- [Activity]:
Retype the data that follows line by line, exactly, and leave its pictures out.

BEGIN Data for review

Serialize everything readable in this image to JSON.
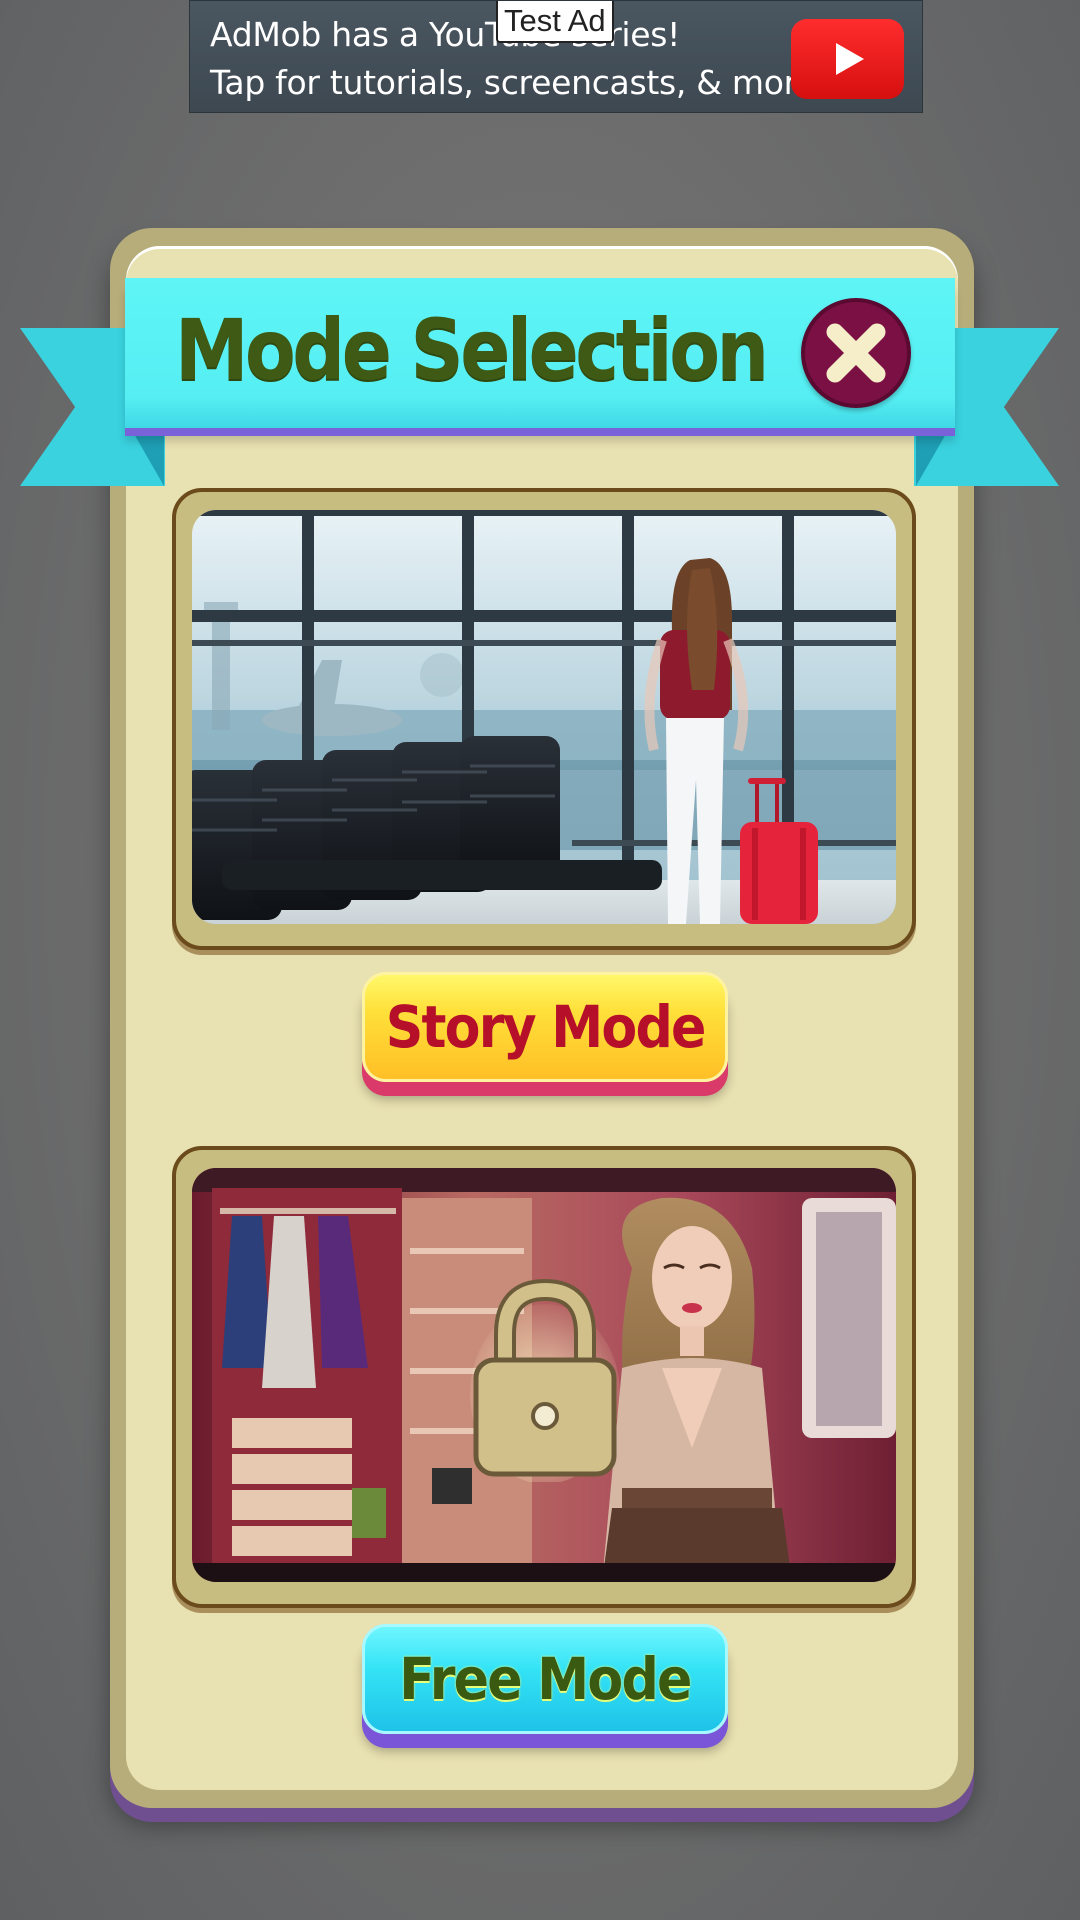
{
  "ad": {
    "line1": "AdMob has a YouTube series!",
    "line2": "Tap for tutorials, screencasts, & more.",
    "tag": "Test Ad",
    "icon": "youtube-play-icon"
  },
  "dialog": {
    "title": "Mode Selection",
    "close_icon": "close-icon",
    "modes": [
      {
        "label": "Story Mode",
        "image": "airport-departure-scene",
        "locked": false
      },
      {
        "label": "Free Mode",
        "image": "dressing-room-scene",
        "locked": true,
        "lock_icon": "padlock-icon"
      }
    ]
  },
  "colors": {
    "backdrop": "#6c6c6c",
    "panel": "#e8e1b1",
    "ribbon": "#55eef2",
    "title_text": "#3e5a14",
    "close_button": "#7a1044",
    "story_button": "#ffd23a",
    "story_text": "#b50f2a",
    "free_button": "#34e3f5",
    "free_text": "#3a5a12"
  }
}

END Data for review

- [Result of the task]:
Serialize everything readable in this image to JSON.
{
  "ad": {
    "line1": "AdMob has a YouTube series!",
    "line2": "Tap for tutorials, screencasts, & more.",
    "tag": "Test Ad",
    "icon": "youtube-play-icon"
  },
  "dialog": {
    "title": "Mode Selection",
    "close_icon": "close-icon",
    "modes": [
      {
        "label": "Story Mode",
        "image": "airport-departure-scene",
        "locked": false
      },
      {
        "label": "Free Mode",
        "image": "dressing-room-scene",
        "locked": true,
        "lock_icon": "padlock-icon"
      }
    ]
  },
  "colors": {
    "backdrop": "#6c6c6c",
    "panel": "#e8e1b1",
    "ribbon": "#55eef2",
    "title_text": "#3e5a14",
    "close_button": "#7a1044",
    "story_button": "#ffd23a",
    "story_text": "#b50f2a",
    "free_button": "#34e3f5",
    "free_text": "#3a5a12"
  }
}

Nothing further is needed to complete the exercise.